This was to be a day dominated by some white water kayaking, not something that I have experienced that frequently whilst paddling in Greenland. It finished with our entry into the inner part of the Pakitsoq fjord.  A considerable  area, which differs in numerous ways from the rest of the kayaking, which is experienced off the west coast of Greenland.  It was the start of a couple days of memorable experiences
Preparing to depart after breakfast.  Our early morning porridge was made slightly more interesting due to the fact that as we sat on the rocks, our friend Yann, from southern Brittany paddled past.  Sea kayaking really is a small world.
 Alex heading south in Ata Sund.  Quite a bit of the ice from the previous day had disappeared.
 We arrived at the entrance into the inner section of Pakitsoq, slightly early, so the tide was still ebbing with some force.
 Jim heading out into the current, for a bit of play time.
 Toby crossing into the main stream.  Once the tide reached a certain level the rough water disappeared really quickly.  It was an interesting 90 minutes of play in the white water, which is in total contrast to most of the kayaking experienced in Greenland.

 Passing through the narrows into Pakitsup ilordlia.  It was strange to think that we were still paddling on the sea.
 Once through the narrows a totally different environment is revealed.  The ice cap is just visible through the dip in the skyline.  The complete lack of ice bergs also meant that we didn’t have to carry our kayaks so far in the evening, to avoid any possible waves generated by calving bergs.

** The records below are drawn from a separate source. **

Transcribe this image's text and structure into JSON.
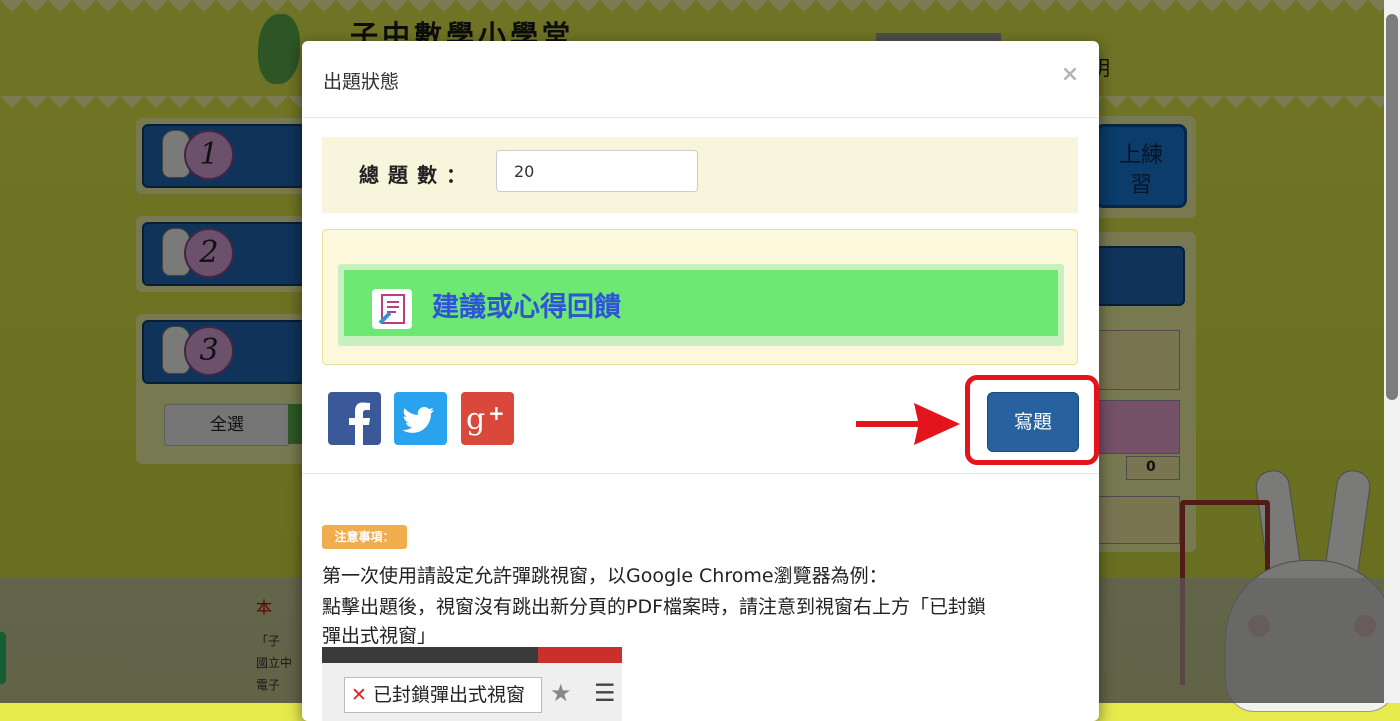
{
  "background": {
    "site_title": "子中數學小學堂",
    "help_link": "明",
    "practice_button": "上練\n習",
    "unit_numbers": [
      "1",
      "2",
      "3"
    ],
    "select_all_button": "全選",
    "score_value": "0",
    "footer_text": [
      "本",
      "「子",
      "國立中",
      "電子"
    ]
  },
  "modal": {
    "title": "出題狀態",
    "close_glyph": "×",
    "count_label": "總題數：",
    "count_value": "20",
    "feedback_button": "建議或心得回饋",
    "write_button": "寫題",
    "notice_badge": "注意事項：",
    "notice_lines": [
      "第一次使用請設定允許彈跳視窗，以Google Chrome瀏覽器為例：",
      "點擊出題後，視窗沒有跳出新分頁的PDF檔案時，請注意到視窗右上方「已封鎖",
      "彈出式視窗」"
    ],
    "blocked_popup_label": "已封鎖彈出式視窗"
  },
  "social": {
    "facebook": "facebook-icon",
    "twitter": "twitter-icon",
    "googleplus": "google-plus-icon",
    "facebook_color": "#3b5998",
    "twitter_color": "#2aa3ef",
    "googleplus_color": "#d9483b"
  },
  "colors": {
    "accent_highlight": "#e3141b",
    "primary_button": "#27619f",
    "feedback_green": "#6de872"
  }
}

 A delightful campsite, made even more enjoyable by the complete lack of insects.
On evenings like this there is always the temptation to leave the tent door open.